Developing Meaningful Technologies for Girls

Warwick Noble.


With consideration to the different learning style needs of girls and equity issues associated with computer use at home and at school, the development of skilled and meaningful use of technologies present quite unique challenges for the teachers of girls. This presentation will focus on two recently developed technology-rich learning projects for primary and secondary girls at Abbotsleigh, School for Girls in Sydney, Australia. The motivation, design and delivery of these programs differed quite significantly yet both resulted in marked student progress in areas relating to skill acquisition, interpretation of visual meanings, motivation and confidence to use technologies.
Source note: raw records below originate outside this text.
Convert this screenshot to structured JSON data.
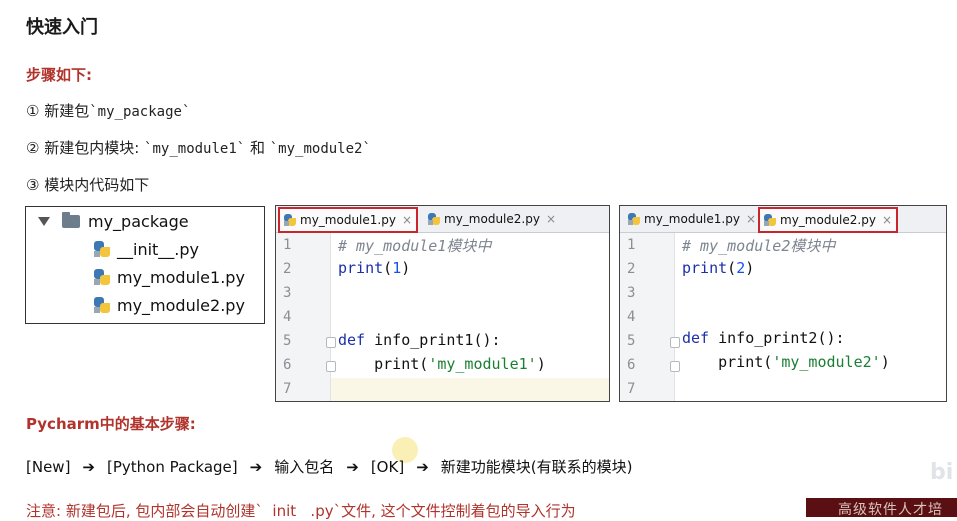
{
  "title": "快速入门",
  "steps_heading": "步骤如下:",
  "steps": [
    {
      "marker": "①",
      "text": " 新建包",
      "code": "`my_package`"
    },
    {
      "marker": "②",
      "text": " 新建包内模块: ",
      "code1": "`my_module1`",
      "mid": " 和 ",
      "code2": "`my_module2`"
    },
    {
      "marker": "③",
      "text": " 模块内代码如下"
    }
  ],
  "project_tree": {
    "folder": "my_package",
    "files": [
      "__init__.py",
      "my_module1.py",
      "my_module2.py"
    ]
  },
  "editor1": {
    "tabs": [
      {
        "label": "my_module1.py",
        "active": true
      },
      {
        "label": "my_module2.py",
        "active": false
      }
    ],
    "line_numbers": [
      "1",
      "2",
      "3",
      "4",
      "5",
      "6",
      "7"
    ],
    "code": {
      "l1": "# my_module1模块中",
      "l2_fn": "print",
      "l2_open": "(",
      "l2_num": "1",
      "l2_close": ")",
      "l5_kw": "def",
      "l5_rest": " info_print1():",
      "l6_fn": "    print(",
      "l6_str": "'my_module1'",
      "l6_close": ")"
    }
  },
  "editor2": {
    "tabs": [
      {
        "label": "my_module1.py",
        "active": false
      },
      {
        "label": "my_module2.py",
        "active": true
      }
    ],
    "line_numbers": [
      "1",
      "2",
      "3",
      "4",
      "5",
      "6",
      "7"
    ],
    "code": {
      "l1": "# my_module2模块中",
      "l2_fn": "print",
      "l2_open": "(",
      "l2_num": "2",
      "l2_close": ")",
      "l5_kw": "def",
      "l5_rest": " info_print2():",
      "l6_fn": "    print(",
      "l6_str": "'my_module2'",
      "l6_close": ")"
    }
  },
  "pycharm_heading": "Pycharm中的基本步骤:",
  "flow": [
    "[New]",
    "[Python Package]",
    "输入包名",
    "[OK]",
    "新建功能模块(有联系的模块)"
  ],
  "flow_arrow": "➔",
  "note": "注意: 新建包后, 包内部会自动创建`  init   .py`文件, 这个文件控制着包的导入行为",
  "banner": "高级软件人才培",
  "colors": {
    "accent": "#b0332c",
    "tab_highlight": "#c9252c"
  },
  "icons": [
    "triangle-down-icon",
    "folder-icon",
    "python-file-icon",
    "close-icon"
  ]
}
This has been attributed to the meaningful integration of technology in a relevant learning framework.

“The Year 5 Author-Web site project”
The project, www.jacquelineharvey.com centred on the development of a class maintained website for the author and Year 5 class teacher, Jacqueline Harvey. As part of the design and production of the website, students were engaged in individual website design and planning, website critique and evaluation in addition to technology skill development. Students worked in teams with various roles such as project managers, technology and multi-media experts, editors, agent liaison, journalism and other scholastic elements depending on individual strengths and interests. All students were required to keep a journal to document their learning and to encourage reflection of the task requirements. In addition to written evaluations students also contributed to a video diary.

“The Year 10 Pastoral Care Program”
This year, in order to meet mandatory technology competency requirements, the Director of Technology and Director of Teaching and Learning designed a new Pastoral Care Program for Year 10 students. The program inextricably linked Pastoral Care objectives and computer competencies through a series of meaningful and relevant learning activities facilitated by the Pastoral Care tutors. Essential to the success of the program was 150 students having 1:1 access to computers during their programmed Pastoral Care session and 24 hour access to resources placed on the Intranet. It was anticipated that student motivation and the content of the Pastoral Care program would be enhanced through this type of delivery and engagement with technology.

Based on Experiential Learning principles, both projects reflected a strong element of reality and accountability for the girls. The learning experiences were meaningful, relevant, and cognitively challenging with a high level of socialisation, student responsibility and sense of audience. Video footage and research data used to evaluate the two projects will be presented to help illustrate key learning outcomes in computer literacy for the girls.

Presenters

Warwick Noble  (Australia)
Director of Technology

Abbotsleigh - School for Girls

Warwick Noble is the Director of Technology at Abbotsleigh with responsibilities of implementing and supporting technology in all areas of the school. Before this he was Head of Technology at Queenwood School for Girls during which he completed a Masters in Digital Design.

Keywords
  • Technology for girls
  • Meaningful technology
  • Experiential learning principles
  • Computer literacy
  • Pastoral Care
  • Student website
Person as Subject
  • Jacqueline Harvey Kerrie Wilde



(30 min Conference Paper, English)